Hiding Behind Poetry

Self-portrait with high exposure

There are days when I still can’t believe that I actually have an online presence. That I actually have the courage to publish anything.

And truthfully, without a pseudonym, there’s a good chance that I wouln’t do so. I will list a couple of reasons below:

Issue 1: When Readers Think They Know You

All too often, people are completely and utterly unable to distinguish between a writer and his/her work. I “am” not the characters I write. I may be inspired to write them based on real life events from my own life – but those characters are children of my thoughts. They are not me.

The difficulty in making this distinction is obviously non-existing in the case of a reader who has never met me. They would have no way of knowing whether and how close I am approaching reality in my texts. And technically speaking; neither do friends or family. But they think that they know. And that is the cause of potential problems.

It is one thing when someone I don’t know writes to me on the internet, telling me that they interpret one of my pieces in a certain way (that is completely different to what I was envisioning). A whole other ball game is when people I actually know become upset because they think something is aimed at them, even though it isn’t.

I have found, personally, that a pseudonym goes a long way to protect against that – because people I know will usually assume it is part of a persona, and therefore not as “real”.

Issue 2: How Brand Oneself Without Branding Oneself?

I was never the self-promoting type in the first place. I would make a hideous salesperson. And in this day and age, it seems accepted that you need to brand yourself – more like a product than a human being. I was never comfortable with that.

At least to my mind, no reader should need to know me as a person in order to read my poetry. If you can’t read a poem without knowing the poet, there’s not much value in the poem – as far as I can see.

So, yeah, hiding behind a pseudonym doesn’t – in a sense – feel right, but it is simply the more practical solution.

The whole idea of advertising my work to people gives me the creeps. I don’t want to market poetry like a product to be sold. It isn’t conceived like that, and it just doesn’t feel natural to treat it as such.

Issue 3: “So You Write Love Poems?”
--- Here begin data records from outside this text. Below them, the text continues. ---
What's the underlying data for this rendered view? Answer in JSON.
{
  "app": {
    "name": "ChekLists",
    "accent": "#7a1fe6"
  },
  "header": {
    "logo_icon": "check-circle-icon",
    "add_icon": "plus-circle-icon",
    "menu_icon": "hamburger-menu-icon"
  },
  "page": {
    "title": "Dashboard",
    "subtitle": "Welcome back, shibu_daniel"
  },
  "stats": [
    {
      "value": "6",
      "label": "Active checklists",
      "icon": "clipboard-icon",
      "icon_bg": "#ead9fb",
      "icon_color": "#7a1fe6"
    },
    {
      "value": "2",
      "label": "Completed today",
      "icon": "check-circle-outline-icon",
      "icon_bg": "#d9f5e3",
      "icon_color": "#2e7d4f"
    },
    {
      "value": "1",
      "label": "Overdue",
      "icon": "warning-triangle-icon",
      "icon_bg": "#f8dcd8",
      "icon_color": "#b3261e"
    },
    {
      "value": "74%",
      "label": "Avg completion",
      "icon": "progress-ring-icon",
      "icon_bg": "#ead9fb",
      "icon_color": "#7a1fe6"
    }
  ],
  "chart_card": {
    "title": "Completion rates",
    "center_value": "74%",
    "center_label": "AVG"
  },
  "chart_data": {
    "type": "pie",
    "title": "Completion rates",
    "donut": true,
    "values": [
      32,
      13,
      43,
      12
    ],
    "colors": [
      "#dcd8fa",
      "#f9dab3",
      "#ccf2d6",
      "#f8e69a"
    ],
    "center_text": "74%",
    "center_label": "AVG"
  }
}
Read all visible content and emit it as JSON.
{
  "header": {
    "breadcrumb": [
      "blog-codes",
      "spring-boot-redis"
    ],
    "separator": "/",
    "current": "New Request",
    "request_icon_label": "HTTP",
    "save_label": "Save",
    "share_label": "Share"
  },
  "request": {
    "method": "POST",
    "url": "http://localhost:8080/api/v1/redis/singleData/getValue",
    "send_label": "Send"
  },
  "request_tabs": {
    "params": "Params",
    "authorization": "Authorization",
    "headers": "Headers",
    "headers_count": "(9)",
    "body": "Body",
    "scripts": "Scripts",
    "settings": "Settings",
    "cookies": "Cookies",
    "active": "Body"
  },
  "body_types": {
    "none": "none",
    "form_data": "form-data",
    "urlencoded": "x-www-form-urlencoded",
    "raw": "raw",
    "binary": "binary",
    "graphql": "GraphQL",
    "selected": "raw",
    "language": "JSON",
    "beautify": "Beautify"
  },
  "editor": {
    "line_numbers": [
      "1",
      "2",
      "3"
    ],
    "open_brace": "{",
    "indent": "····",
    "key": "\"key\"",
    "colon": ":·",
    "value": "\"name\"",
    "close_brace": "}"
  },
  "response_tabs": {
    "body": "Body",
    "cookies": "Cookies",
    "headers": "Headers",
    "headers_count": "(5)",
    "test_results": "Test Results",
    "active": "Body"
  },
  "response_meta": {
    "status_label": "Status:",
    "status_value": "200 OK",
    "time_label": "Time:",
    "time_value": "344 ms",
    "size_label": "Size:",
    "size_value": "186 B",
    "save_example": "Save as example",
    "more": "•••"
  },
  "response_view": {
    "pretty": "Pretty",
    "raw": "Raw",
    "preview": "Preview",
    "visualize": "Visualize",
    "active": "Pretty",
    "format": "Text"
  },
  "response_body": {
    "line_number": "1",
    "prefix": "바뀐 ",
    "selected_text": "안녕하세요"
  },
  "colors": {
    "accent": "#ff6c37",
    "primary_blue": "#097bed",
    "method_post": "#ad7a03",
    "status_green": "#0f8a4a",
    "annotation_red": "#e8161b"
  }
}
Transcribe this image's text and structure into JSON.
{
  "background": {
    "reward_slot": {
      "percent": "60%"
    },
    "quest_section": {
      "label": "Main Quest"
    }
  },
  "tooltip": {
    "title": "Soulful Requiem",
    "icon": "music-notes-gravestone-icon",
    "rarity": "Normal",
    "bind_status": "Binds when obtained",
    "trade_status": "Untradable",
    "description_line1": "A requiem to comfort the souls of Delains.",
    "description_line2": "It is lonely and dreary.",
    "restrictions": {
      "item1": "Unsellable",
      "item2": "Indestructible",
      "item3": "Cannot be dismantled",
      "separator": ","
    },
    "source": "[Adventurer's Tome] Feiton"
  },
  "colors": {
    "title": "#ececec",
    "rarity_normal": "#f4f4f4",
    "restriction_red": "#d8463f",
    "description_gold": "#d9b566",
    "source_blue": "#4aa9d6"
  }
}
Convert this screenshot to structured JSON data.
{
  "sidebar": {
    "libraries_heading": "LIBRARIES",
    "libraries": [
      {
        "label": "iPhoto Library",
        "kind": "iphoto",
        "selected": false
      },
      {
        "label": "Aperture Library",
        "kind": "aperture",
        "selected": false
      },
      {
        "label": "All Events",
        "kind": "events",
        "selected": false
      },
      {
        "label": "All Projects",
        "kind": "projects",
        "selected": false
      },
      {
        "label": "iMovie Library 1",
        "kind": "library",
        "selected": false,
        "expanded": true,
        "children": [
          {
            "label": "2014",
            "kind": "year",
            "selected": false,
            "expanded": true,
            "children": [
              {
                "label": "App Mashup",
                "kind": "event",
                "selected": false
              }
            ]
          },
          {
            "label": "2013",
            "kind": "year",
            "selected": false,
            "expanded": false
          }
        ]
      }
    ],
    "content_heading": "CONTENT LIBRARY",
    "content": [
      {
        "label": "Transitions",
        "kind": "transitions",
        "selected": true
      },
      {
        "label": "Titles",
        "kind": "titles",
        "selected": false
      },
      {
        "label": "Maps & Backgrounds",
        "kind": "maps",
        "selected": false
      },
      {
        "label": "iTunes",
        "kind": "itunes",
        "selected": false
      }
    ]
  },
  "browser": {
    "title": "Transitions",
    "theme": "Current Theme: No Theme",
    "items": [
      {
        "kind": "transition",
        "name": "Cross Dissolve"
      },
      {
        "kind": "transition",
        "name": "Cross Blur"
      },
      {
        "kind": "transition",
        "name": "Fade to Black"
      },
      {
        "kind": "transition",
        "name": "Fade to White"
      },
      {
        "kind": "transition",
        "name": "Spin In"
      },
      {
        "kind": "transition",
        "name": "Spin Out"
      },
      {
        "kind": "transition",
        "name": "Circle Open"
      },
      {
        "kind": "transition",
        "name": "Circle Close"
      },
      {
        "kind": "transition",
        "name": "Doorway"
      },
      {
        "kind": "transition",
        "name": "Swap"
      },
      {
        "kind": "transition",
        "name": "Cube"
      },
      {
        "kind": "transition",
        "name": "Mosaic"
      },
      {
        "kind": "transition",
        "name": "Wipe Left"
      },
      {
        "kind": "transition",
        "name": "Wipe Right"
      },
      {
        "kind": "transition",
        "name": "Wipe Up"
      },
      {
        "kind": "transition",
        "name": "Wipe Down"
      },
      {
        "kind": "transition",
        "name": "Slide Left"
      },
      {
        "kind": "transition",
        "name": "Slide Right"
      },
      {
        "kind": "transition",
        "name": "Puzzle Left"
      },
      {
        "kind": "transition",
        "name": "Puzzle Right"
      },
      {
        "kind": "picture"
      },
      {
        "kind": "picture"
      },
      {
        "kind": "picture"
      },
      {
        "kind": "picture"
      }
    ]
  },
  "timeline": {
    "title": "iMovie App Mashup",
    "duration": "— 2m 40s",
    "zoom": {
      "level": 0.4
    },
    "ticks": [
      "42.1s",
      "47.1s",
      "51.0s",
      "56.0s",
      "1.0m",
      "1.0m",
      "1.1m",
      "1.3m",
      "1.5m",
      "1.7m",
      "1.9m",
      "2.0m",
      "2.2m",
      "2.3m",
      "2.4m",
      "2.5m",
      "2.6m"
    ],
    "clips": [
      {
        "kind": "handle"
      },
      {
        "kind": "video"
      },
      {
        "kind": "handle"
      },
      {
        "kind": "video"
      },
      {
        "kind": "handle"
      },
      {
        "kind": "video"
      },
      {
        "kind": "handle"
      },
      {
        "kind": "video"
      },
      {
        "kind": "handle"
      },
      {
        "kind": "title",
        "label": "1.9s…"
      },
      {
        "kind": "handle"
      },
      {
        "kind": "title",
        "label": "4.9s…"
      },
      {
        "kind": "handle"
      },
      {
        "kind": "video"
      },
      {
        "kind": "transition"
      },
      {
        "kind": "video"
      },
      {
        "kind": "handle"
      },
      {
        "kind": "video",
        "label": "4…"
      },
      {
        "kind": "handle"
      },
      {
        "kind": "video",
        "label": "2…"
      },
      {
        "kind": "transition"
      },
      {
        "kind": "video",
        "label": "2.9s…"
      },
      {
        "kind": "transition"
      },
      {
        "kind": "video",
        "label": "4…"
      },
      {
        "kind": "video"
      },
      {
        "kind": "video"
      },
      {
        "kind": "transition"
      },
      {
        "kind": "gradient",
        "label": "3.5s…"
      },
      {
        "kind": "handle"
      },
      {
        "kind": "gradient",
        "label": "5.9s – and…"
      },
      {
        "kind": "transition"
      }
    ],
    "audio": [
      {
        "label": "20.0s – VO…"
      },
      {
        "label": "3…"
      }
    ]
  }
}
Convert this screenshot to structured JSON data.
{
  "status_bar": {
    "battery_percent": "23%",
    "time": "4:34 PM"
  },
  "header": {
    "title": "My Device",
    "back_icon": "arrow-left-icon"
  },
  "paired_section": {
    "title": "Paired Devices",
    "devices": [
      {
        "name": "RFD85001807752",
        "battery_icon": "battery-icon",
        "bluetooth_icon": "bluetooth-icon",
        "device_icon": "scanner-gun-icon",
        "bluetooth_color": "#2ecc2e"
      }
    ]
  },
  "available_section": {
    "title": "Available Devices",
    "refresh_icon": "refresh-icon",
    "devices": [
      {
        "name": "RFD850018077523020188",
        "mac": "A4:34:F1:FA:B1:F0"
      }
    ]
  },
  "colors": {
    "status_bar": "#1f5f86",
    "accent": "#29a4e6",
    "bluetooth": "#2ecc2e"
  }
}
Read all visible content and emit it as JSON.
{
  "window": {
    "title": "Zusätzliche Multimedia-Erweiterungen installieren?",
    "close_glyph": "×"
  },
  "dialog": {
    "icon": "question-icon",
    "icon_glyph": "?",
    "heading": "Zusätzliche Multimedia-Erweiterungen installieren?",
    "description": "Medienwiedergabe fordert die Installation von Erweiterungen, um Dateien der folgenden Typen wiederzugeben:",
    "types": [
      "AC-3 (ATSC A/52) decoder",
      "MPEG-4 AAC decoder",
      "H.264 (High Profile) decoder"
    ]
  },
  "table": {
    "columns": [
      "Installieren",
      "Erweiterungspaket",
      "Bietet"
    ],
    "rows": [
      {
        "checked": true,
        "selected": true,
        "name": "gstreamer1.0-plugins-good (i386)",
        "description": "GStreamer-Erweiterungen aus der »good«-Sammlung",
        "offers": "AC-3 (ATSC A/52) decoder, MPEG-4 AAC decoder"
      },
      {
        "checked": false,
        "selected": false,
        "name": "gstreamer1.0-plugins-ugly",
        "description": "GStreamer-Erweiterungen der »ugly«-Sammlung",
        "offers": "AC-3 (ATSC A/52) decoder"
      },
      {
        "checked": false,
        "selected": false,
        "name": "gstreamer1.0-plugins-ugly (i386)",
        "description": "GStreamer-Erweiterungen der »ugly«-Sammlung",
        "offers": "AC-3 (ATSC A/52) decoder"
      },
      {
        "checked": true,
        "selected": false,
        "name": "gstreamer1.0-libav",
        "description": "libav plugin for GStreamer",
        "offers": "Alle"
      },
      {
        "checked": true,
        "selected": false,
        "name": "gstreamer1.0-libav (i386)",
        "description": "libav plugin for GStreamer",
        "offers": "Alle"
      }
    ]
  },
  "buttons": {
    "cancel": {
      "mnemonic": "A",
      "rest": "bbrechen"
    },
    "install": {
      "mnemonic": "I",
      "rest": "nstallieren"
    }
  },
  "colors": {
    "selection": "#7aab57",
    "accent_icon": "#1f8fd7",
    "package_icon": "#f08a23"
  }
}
I don’t know whether this is because I am a woman, or because most people don’t have much clue about poetry at all besides “roses are red…”

I just know that it always rubbed me the wrong way. It felt like devaluing something I cared deeply about, and simultaneously saying that they didn’t believe me capable of more than wallowing in sentimentality.

After many times having had to explain to people that, no, I didn’t write “love poetry”, I just wrote poetry – and no, I wasn’t a “woman writer”, I was just a writer – I ended up so fed up with the whole thing that I deleted my first name and started using initials only, since my gender apparently made my poetry irrelevant or “cute” rather than serious, to some people.

Just Read the Poetry

Yeah, readers have minds of their own, and think what they want to think. And finding that they got something entirely different out of a poem than what you yourself thought of it, can be quite enlightening and fun.

But there can be reasons why plastering one’s own name all over the poems isn’t necessarily the best idea, and I have a handful. I value my privacy, and just don’t bother with the potential drama.

I always felt that I didn’t so much hide behind the pseudonym (which grew and changed organically over time BTW), as behind the poetry. The poetry became the face I didn’t show. And in a way, that feels more right. You shouldn’t need to see my face or hear my name. You should read the poetry, and immerse yourselves in that – and get whatever comes natural to you based on your knowledge and experience out of it – without me getting in the way.

So, yeah, I hide behind the poetry – and let it speak for itself. It might as well do so, since it absolutely demanded to be written in the first place. It must mean it has something it wants to say, I guess.

Published By: K-M Skalkenæs

K-M Skalkenæs is a Danish poet, writer and pictorial artist. She both writes her own original poetry in English and Danish, and translates poetry from the Scandinavian languages and German into English.